As stated by Ivy Hooks, Founder and past President of Requirements Experts states: “People who write bad requirements should not be surprised when they get bad products. But they always are.”
Various “books of knowledge” and engineering development handbooks and texts define what a requirement is. We will address more formal definitions in subsequent posts. For now I will present a very pragmatic definition:
- “Design-to” requirements are a means of communicating stakeholder expectations to the design team.
- “Build-to” requirements are a means of communicating the design team’s expectations to the builders and coders.
Depending on your domain and environment there are various means used to communicate these expectations and various work instructions and processes for how best to communicate these expectations. The most widely accepted means of communicating these expectations is requirements via sentences with a “shall”. The system “shall” do something with a specific result. A “shall” statement is contractually binding and will be verified. [Note: We understand there are those that do not like using “shall” statements for requirements, but read on so I can make my point.]
Requirements link the product development life-cycles together.
Requirements are the common thread that links all the product development life-cycles together.
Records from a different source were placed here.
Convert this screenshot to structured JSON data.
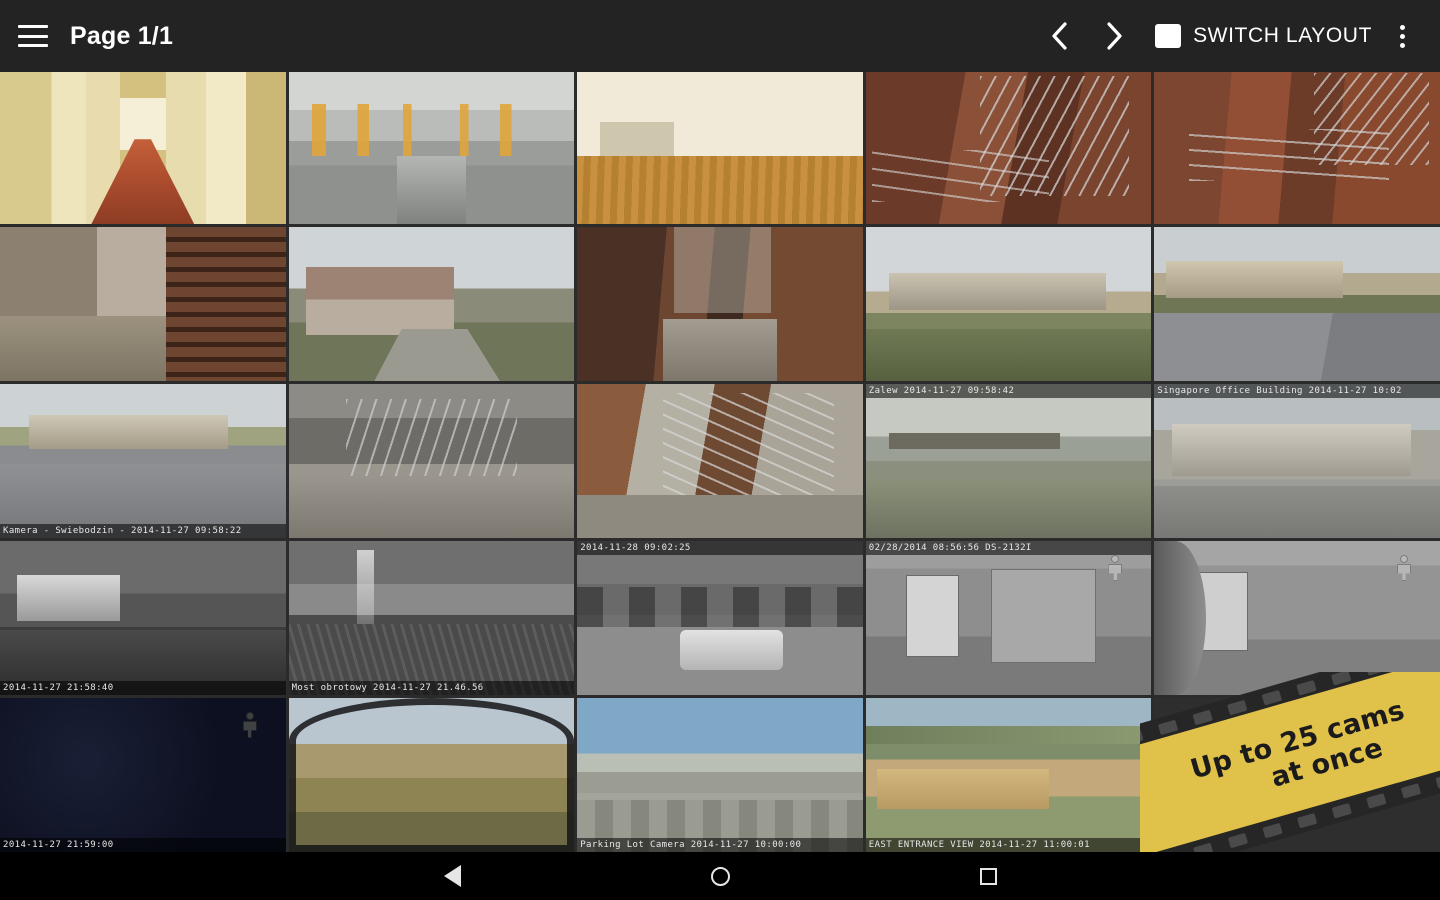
{
  "toolbar": {
    "menu_icon": "hamburger-menu-icon",
    "title": "Page 1/1",
    "prev_icon": "chevron-left-icon",
    "next_icon": "chevron-right-icon",
    "layout_icon": "single-layout-icon",
    "switch_layout_label": "SWITCH LAYOUT",
    "overflow_icon": "more-vert-icon"
  },
  "grid": {
    "columns": 5,
    "rows": 5,
    "tiles": [
      {
        "scene": "s-corridor-yellow",
        "osd": "",
        "osd_pos": "",
        "person": false
      },
      {
        "scene": "s-garage",
        "osd": "",
        "osd_pos": "",
        "person": false
      },
      {
        "scene": "s-room-wood",
        "osd": "",
        "osd_pos": "",
        "person": false
      },
      {
        "scene": "s-stair-brick",
        "osd": "",
        "osd_pos": "",
        "person": false
      },
      {
        "scene": "s-brick-wide",
        "osd": "",
        "osd_pos": "",
        "person": false
      },
      {
        "scene": "s-yard-wood",
        "osd": "",
        "osd_pos": "",
        "person": false
      },
      {
        "scene": "s-house-yard",
        "osd": "",
        "osd_pos": "",
        "person": false
      },
      {
        "scene": "s-alley",
        "osd": "",
        "osd_pos": "",
        "person": false
      },
      {
        "scene": "s-estate",
        "osd": "",
        "osd_pos": "",
        "person": false
      },
      {
        "scene": "s-street",
        "osd": "",
        "osd_pos": "",
        "person": false
      },
      {
        "scene": "s-road",
        "osd": "Kamera - Swiebodzin - 2014-11-27 09:58:22",
        "osd_pos": "bottom",
        "person": false
      },
      {
        "scene": "s-stairwell",
        "osd": "",
        "osd_pos": "",
        "person": false
      },
      {
        "scene": "s-balcony",
        "osd": "",
        "osd_pos": "",
        "person": false
      },
      {
        "scene": "s-lake",
        "osd": "Zalew 2014-11-27 09:58:42",
        "osd_pos": "top",
        "person": false
      },
      {
        "scene": "s-complex",
        "osd": "Singapore Office Building 2014-11-27 10:02",
        "osd_pos": "top",
        "person": false
      },
      {
        "scene": "s-night-house",
        "osd": "2014-11-27 21:58:40",
        "osd_pos": "bottom",
        "person": false
      },
      {
        "scene": "s-night-road",
        "osd": "Most obrotowy 2014-11-27 21.46.56",
        "osd_pos": "bottom",
        "person": false
      },
      {
        "scene": "s-night-park",
        "osd": "2014-11-28 09:02:25",
        "osd_pos": "top",
        "person": false
      },
      {
        "scene": "s-ir-door",
        "osd": "02/28/2014 08:56:56   DS-2132I",
        "osd_pos": "top",
        "person": true
      },
      {
        "scene": "s-ir-room",
        "osd": "",
        "osd_pos": "",
        "person": true
      },
      {
        "scene": "s-dark",
        "osd": "2014-11-27 21:59:00",
        "osd_pos": "bottom",
        "person": true
      },
      {
        "scene": "s-field1",
        "osd": "",
        "osd_pos": "",
        "person": false
      },
      {
        "scene": "s-airfield",
        "osd": "Parking Lot Camera 2014-11-27 10:00:00",
        "osd_pos": "bottom",
        "person": false
      },
      {
        "scene": "s-coast",
        "osd": "EAST ENTRANCE VIEW 2014-11-27 11:00:01",
        "osd_pos": "bottom",
        "person": false
      },
      {
        "scene": "empty",
        "osd": "",
        "osd_pos": "",
        "person": false
      }
    ]
  },
  "promo": {
    "line1": "Up to 25 cams",
    "line2": "at once",
    "background_color": "#E0C14A",
    "text_color": "#1b1b1b"
  },
  "navbar": {
    "back_icon": "back-triangle-icon",
    "home_icon": "home-circle-icon",
    "recents_icon": "recents-square-icon"
  },
  "colors": {
    "toolbar_bg": "#232323",
    "grid_gap": "#2b2b2b",
    "navbar_bg": "#000000",
    "accent": "#E0C14A"
  }
}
In the beginning are stakeholder expectations. Requirements are derived to communicate what the system must do to realize these expectations. When we validate a set of requirements, we are making sure the requirement set is complete, correct, and consistent for the level of the system architecture we are defining requirements for. Once this set of requirements is validated, approved, and baselined, the design team then comes up with a design that meets these requirements and defines an architecture for the system. Requirements provide the foundation upon which the product design is based.
Requirements at one level are allocated to the parts of the architecture at the next level and the process repeats until the organization can make a buy, build, code, or reuse decision. Once all the parts are available, each is verified to make sure the part meets its requirements. Then the parts are integrated together and the next level of the architecture is verified to make sure it meets its requirements. This process continues until you have the completed product that will be delivered. Notice that each step of the design and verification activities involved requirements. Once the completed system has been verified to meet its requirements then “System Validation” activities are performed to validate that the designed, built, coded, and verified system meets its intended purpose in its operational environment. What is being done is to make sure the system addresses the stakeholder expectations that were documented at the beginning of the product development lifecycle.
As you can see, requirements are not just a document with words. In fact I make a point to all my students that developing requirements is not an exercise in writing, but is an exercise in engineering. Requirements evolve as the system architecture evolves. They say “the devil is in the details”. As the design evolves and we get smarter, requirements may change. Thus requirement management occurs over the life of the project.
In the end, we want to deliver a winning product, one that has been verified to meet the requirements and has been validated to meet the stakeholder expectations. This cannot be done if the development team does not recognize the importance of a disciplined approach to product development and the need to define a good set of requirements so projects can be successful. The result of following these processes is a set of requirements that describe the characteristics, capabilities, functionality, performance, and quality the system needs to have to meet stakeholder expectations.
Without requirements how can stakeholder expectations be proven to be met?Tags: agile, allocation, customer, derived requirements, importance of requirements, product development, product lifecycles, requirement, requirements, stakeholder, stakeholder expectation, stakeholders, system validation, traceabilty, winning product